The complaint, brought by a company called Solannex, accuses Miasolé of infringing U.S. Patent No. 7,635,810, entitled “Substrate and collector grid structures for integrated photovoltaic arrays and process of manufacturing such arrays” (‘810 Patent), by making, using and selling its MR-series PV modules.

According to the complaint (Solannex_Complaint), filed last month in federal court in San Francisco, Dr. Daniel Luch, the named inventor on the ‘810 Patent, had discussions with Dave Pearce and Dennis Hollars, CEO and CTO, respectively, of Miasolé in 2006 in which Dr. Luch provided details about his proprietary technology. 

Solannex further alleges that Luch provided samples of the interconnect structure to Miasolé and that MiaSolé requested price quotes for various production volumes of the technology.  In June 2006, according to the complaint, MiaSolé filed two patent applications of its own relating to some aspects of Dr. Luch’s technology.

The ‘810 Patent is directed to interconnection structures for PV cells including electrically conductive “fingers” that allow electrical communication between top and bottom surfaces of an interconnect region.

In particular, the patent describes an interconnecting strap (24) comprising conductive materials (28, 30) that extend through a hole (12) from the first surface (20) of the strap to the second surface (22).

According to the ‘810 Patent, the interconnect technology reduces manufacturing costs by allowing separate production of the PV film and the interconnecting structure so the PV junction can be produced in bulk.

FIG. 13 (below) of the ‘810 Patent shows three PV cells in a series arrangement using the interconnection technology.  Each PV cell (40) has a light incident top surface (59) and a bottom surface (66).

The patent’s description says that prior art shingling arrangements included overlapping of cells that sacrificed valuable portions of cell surface.  By contrast, this shingling arrangement does not require any loss of PV surface by an overlapping cell.

Solannex is seeking both monetary damages and a permanent injunction.

GPB Nominated for Top 50 Environmental Law & Climate Change Blogs

February 3rd, 2011

I am very pleased to announce that Green Patent Blog has been nominated for LexisNexis’s 2011 Top 50 Law Blogs in the Environmental Law & Climate Change category

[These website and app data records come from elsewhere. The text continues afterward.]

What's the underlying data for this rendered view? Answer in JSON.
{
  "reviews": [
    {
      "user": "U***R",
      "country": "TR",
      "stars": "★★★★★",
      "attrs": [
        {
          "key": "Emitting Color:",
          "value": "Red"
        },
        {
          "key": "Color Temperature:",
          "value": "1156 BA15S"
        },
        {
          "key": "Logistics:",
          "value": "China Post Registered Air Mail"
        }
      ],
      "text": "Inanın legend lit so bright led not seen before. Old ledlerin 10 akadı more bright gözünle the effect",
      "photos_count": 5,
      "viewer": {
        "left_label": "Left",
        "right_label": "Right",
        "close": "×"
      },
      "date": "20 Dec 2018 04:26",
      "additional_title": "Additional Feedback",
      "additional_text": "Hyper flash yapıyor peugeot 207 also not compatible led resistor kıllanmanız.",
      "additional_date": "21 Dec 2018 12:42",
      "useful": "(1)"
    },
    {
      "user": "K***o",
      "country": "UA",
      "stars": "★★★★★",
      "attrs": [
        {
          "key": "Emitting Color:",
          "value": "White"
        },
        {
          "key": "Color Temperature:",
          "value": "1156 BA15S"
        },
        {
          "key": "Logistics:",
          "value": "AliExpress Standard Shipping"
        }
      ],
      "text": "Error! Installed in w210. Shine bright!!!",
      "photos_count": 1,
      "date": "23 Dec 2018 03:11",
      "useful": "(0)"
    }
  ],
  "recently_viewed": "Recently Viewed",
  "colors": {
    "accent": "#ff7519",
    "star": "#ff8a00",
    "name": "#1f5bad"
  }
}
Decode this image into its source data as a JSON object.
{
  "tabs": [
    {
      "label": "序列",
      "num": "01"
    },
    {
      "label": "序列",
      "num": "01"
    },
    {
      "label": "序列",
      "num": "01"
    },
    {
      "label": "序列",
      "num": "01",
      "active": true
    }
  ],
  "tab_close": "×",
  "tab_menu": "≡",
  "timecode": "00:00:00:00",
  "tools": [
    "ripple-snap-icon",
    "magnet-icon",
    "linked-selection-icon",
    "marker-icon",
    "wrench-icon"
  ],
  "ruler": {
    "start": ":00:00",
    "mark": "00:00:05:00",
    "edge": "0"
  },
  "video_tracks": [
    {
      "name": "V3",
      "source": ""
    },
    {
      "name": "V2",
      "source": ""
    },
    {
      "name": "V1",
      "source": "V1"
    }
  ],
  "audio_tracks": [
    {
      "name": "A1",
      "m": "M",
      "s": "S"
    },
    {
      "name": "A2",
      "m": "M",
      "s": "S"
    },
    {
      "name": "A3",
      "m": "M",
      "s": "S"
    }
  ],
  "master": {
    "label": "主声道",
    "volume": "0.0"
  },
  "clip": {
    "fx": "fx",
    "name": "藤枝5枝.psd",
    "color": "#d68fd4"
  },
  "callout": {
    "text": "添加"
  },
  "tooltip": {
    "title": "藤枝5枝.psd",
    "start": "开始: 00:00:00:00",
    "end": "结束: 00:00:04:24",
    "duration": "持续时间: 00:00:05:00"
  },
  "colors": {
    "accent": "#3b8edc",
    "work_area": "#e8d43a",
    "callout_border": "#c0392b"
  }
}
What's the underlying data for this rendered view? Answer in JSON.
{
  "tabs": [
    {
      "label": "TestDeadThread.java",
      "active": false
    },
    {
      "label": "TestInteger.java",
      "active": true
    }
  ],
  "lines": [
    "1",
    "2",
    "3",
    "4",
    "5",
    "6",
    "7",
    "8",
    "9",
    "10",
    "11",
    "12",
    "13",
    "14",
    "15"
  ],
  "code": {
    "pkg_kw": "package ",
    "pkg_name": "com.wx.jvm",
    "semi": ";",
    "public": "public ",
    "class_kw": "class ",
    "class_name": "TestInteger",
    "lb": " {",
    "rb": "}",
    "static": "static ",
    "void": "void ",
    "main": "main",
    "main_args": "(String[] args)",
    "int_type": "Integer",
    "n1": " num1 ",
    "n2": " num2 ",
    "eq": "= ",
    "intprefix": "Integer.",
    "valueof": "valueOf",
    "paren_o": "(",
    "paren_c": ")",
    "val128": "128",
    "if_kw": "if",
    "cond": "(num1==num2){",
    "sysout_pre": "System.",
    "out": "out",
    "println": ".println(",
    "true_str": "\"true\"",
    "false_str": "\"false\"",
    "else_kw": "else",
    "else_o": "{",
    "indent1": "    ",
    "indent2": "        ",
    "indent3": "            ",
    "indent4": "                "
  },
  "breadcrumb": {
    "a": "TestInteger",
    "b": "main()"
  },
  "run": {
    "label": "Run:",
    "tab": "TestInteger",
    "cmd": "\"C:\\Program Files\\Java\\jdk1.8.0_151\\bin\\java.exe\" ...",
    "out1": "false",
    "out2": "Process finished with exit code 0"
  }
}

The Lexis Environmental Law & Climate Change Community will award honorary designations to the top 50 blogs in this category that provide “timely topics, quality writing, frequent posts and that certain something ‘extra’ that keeps a web audience coming back for more.”

It is a great honor to be nominated and know that some folks think that I even might be providing some of those qualities in this space.

The list of nominees and additional information can be found here.  The comment period is open until February 14, 2011, so if any readers feel compelled to do so please put in a good word for GPB through this link.

On another note, thanks for your patience during my recent transition to a new server.  It’s been a bit rocky, and I’ve had to select another new look for the blog.  Special thanks to Shane Ramey for his dedication and invaluable assistance with the transition.